### Extracted information
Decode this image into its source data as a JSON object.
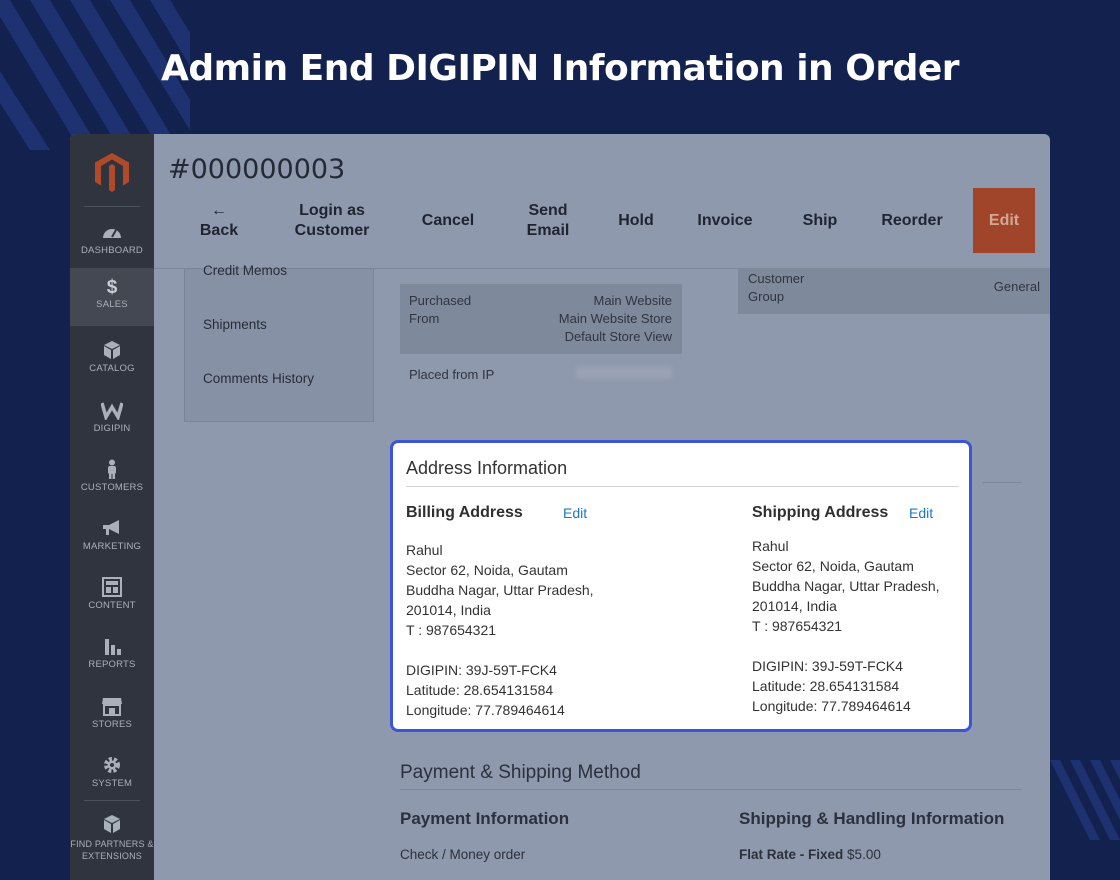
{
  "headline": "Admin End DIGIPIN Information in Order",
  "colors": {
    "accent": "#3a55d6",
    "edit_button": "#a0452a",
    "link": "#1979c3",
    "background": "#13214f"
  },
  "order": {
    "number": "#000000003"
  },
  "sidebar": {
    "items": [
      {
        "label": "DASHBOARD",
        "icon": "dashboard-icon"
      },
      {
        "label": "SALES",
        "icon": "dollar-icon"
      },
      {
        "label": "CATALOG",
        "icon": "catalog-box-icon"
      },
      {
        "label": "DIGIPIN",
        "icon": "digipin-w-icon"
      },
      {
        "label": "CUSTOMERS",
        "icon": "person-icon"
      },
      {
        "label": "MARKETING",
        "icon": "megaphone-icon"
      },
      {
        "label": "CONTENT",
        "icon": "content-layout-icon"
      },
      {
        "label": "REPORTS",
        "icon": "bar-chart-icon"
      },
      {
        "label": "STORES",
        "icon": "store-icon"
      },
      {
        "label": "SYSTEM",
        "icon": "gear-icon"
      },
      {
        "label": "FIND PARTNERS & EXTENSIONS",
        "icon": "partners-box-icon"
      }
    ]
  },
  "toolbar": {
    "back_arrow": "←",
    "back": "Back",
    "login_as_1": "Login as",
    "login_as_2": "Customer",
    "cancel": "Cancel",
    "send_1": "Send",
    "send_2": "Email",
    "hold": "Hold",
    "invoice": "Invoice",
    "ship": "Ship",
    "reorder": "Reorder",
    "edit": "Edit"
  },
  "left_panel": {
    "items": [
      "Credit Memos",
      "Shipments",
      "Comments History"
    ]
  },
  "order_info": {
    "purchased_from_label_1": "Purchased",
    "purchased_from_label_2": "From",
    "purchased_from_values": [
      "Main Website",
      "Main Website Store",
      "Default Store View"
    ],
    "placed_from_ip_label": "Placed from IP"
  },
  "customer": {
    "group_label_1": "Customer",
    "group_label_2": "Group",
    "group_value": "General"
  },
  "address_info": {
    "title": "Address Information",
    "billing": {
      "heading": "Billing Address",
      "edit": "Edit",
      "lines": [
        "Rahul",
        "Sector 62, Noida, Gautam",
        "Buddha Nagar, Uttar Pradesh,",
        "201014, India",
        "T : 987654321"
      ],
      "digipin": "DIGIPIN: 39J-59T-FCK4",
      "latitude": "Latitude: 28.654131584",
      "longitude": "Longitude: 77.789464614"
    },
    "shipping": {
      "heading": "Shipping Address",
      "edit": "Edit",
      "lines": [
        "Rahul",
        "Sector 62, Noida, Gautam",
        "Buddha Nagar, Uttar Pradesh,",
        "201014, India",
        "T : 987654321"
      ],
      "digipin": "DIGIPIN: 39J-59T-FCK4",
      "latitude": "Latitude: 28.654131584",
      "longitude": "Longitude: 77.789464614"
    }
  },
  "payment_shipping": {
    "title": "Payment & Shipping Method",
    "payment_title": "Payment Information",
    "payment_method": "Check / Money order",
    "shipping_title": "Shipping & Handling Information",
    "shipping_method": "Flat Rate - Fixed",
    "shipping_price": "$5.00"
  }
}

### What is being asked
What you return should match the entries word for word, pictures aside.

### Expected answer
Decode this image into its source data as a JSON object.
{
  "headline": "Admin End DIGIPIN Information in Order",
  "colors": {
    "accent": "#3a55d6",
    "edit_button": "#a0452a",
    "link": "#1979c3",
    "background": "#13214f"
  },
  "order": {
    "number": "#000000003"
  },
  "sidebar": {
    "items": [
      {
        "label": "DASHBOARD",
        "icon": "dashboard-icon"
      },
      {
        "label": "SALES",
        "icon": "dollar-icon"
      },
      {
        "label": "CATALOG",
        "icon": "catalog-box-icon"
      },
      {
        "label": "DIGIPIN",
        "icon": "digipin-w-icon"
      },
      {
        "label": "CUSTOMERS",
        "icon": "person-icon"
      },
      {
        "label": "MARKETING",
        "icon": "megaphone-icon"
      },
      {
        "label": "CONTENT",
        "icon": "content-layout-icon"
      },
      {
        "label": "REPORTS",
        "icon": "bar-chart-icon"
      },
      {
        "label": "STORES",
        "icon": "store-icon"
      },
      {
        "label": "SYSTEM",
        "icon": "gear-icon"
      },
      {
        "label": "FIND PARTNERS & EXTENSIONS",
        "icon": "partners-box-icon"
      }
    ]
  },
  "toolbar": {
    "back_arrow": "←",
    "back": "Back",
    "login_as_1": "Login as",
    "login_as_2": "Customer",
    "cancel": "Cancel",
    "send_1": "Send",
    "send_2": "Email",
    "hold": "Hold",
    "invoice": "Invoice",
    "ship": "Ship",
    "reorder": "Reorder",
    "edit": "Edit"
  },
  "left_panel": {
    "items": [
      "Credit Memos",
      "Shipments",
      "Comments History"
    ]
  },
  "order_info": {
    "purchased_from_label_1": "Purchased",
    "purchased_from_label_2": "From",
    "purchased_from_values": [
      "Main Website",
      "Main Website Store",
      "Default Store View"
    ],
    "placed_from_ip_label": "Placed from IP"
  },
  "customer": {
    "group_label_1": "Customer",
    "group_label_2": "Group",
    "group_value": "General"
  },
  "address_info": {
    "title": "Address Information",
    "billing": {
      "heading": "Billing Address",
      "edit": "Edit",
      "lines": [
        "Rahul",
        "Sector 62, Noida, Gautam",
        "Buddha Nagar, Uttar Pradesh,",
        "201014, India",
        "T : 987654321"
      ],
      "digipin": "DIGIPIN: 39J-59T-FCK4",
      "latitude": "Latitude: 28.654131584",
      "longitude": "Longitude: 77.789464614"
    },
    "shipping": {
      "heading": "Shipping Address",
      "edit": "Edit",
      "lines": [
        "Rahul",
        "Sector 62, Noida, Gautam",
        "Buddha Nagar, Uttar Pradesh,",
        "201014, India",
        "T : 987654321"
      ],
      "digipin": "DIGIPIN: 39J-59T-FCK4",
      "latitude": "Latitude: 28.654131584",
      "longitude": "Longitude: 77.789464614"
    }
  },
  "payment_shipping": {
    "title": "Payment & Shipping Method",
    "payment_title": "Payment Information",
    "payment_method": "Check / Money order",
    "shipping_title": "Shipping & Handling Information",
    "shipping_method": "Flat Rate - Fixed",
    "shipping_price": "$5.00"
  }
}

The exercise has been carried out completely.